Side Note: This is the first time I’m using R. Everything should be calculated correctly, but I’m posting the code for this strategy so someone can point out an error in case I calculated something incorrectly.

# Function
getInvRet <- function(x) #Gets Inverse Daily Return
{
    raw.close <- read.csv(x) # read from CSV
    close <- raw.close[,7] # get Adjusted Close
    close <- rev(close) # flip the data
    ret <- close[-1]/close[-1*length(close)] # convert to daily ret
    inverse.ret <- -1*(ret-1) + 1 # inverse it for shorting
    inverse.ret
}
getPairRet <- function(retA, retB) #Calculates Shorting Rebalance Return
{
    equity <- retA * .5 + retB * .5
    equity <- c(1,equity)
    equity
}
movsd <- function(equity,lag) #Rolling Standard Deviation
{
    movingsd <- vector(mode="numeric",length(equity)-lag+1)
    for(i in lag:length(equity)) {movingsd[i-lag+1] <-sd(equity[(i-lag+1):i])}
    movingsd
}
movRet <- function(equity,lag) #Rolling Returns
{
    #for(i in 1:lag){}
    #for(i in length(equity)-lag+1:length(equity){}
    equity <- cumprod(equity)
    movingRet <- vector(mode="numeric",length(equity)-lag+1)
    for(i in lag:length(equity)) {movingRet[i-lag+1] <-equity[i]/equity[(i-lag+1)]} # this should be vectorized
    movingRet

}
#Get Inverse Returns
ret.fas <- getInvRet("fas.csv")
ret.faz <- getInvRet("faz.csv")
ret.gasl <- getInvRet("gasl.csv")
ret.gasx <- getInvRet("gasx.csv")
ret.rusl <- getInvRet("rusl.csv")
ret.russ <- getInvRet("russ.csv")
ret.spxu <- getInvRet("spxu.csv")
ret.upro <- getInvRet("upro.csv")
ret.tecl <- getInvRet("tecl.csv")
ret.tecs <- getInvRet("tecs.csv")
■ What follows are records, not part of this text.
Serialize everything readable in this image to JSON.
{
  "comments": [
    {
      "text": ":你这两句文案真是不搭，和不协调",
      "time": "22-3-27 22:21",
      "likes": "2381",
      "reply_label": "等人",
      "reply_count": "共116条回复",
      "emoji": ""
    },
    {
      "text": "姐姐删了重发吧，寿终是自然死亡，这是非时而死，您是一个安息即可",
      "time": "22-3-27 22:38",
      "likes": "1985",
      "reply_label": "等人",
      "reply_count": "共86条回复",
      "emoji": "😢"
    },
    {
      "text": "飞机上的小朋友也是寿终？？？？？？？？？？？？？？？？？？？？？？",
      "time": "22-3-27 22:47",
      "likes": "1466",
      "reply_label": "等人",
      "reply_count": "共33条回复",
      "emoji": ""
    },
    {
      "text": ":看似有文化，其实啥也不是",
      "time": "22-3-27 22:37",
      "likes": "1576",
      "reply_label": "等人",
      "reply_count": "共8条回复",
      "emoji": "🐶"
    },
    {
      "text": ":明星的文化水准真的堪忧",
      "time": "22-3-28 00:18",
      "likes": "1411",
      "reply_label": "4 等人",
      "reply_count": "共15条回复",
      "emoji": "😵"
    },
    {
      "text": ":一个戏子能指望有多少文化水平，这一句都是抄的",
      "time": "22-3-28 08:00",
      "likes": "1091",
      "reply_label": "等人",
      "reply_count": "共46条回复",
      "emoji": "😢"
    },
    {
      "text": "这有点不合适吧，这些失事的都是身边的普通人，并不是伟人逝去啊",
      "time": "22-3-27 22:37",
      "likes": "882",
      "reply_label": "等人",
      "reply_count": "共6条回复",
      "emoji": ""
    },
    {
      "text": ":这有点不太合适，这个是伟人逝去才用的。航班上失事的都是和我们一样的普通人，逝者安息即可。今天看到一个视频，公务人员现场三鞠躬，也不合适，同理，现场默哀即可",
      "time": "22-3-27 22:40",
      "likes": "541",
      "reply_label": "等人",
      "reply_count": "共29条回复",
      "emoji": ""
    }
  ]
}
#Get Short Leverage Equity Curve
fas.faz <- getPairRet(ret.fas,ret.faz)
gasl.gasx <- getPairRet(ret.gasl,ret.gasx)
rusl.russ <- getPairRet(ret.rusl,ret.russ)
spxu.upro <- getPairRet(ret.spxu,ret.upro)
tecl.tecs <- getPairRet(ret.tecl,ret.tecs)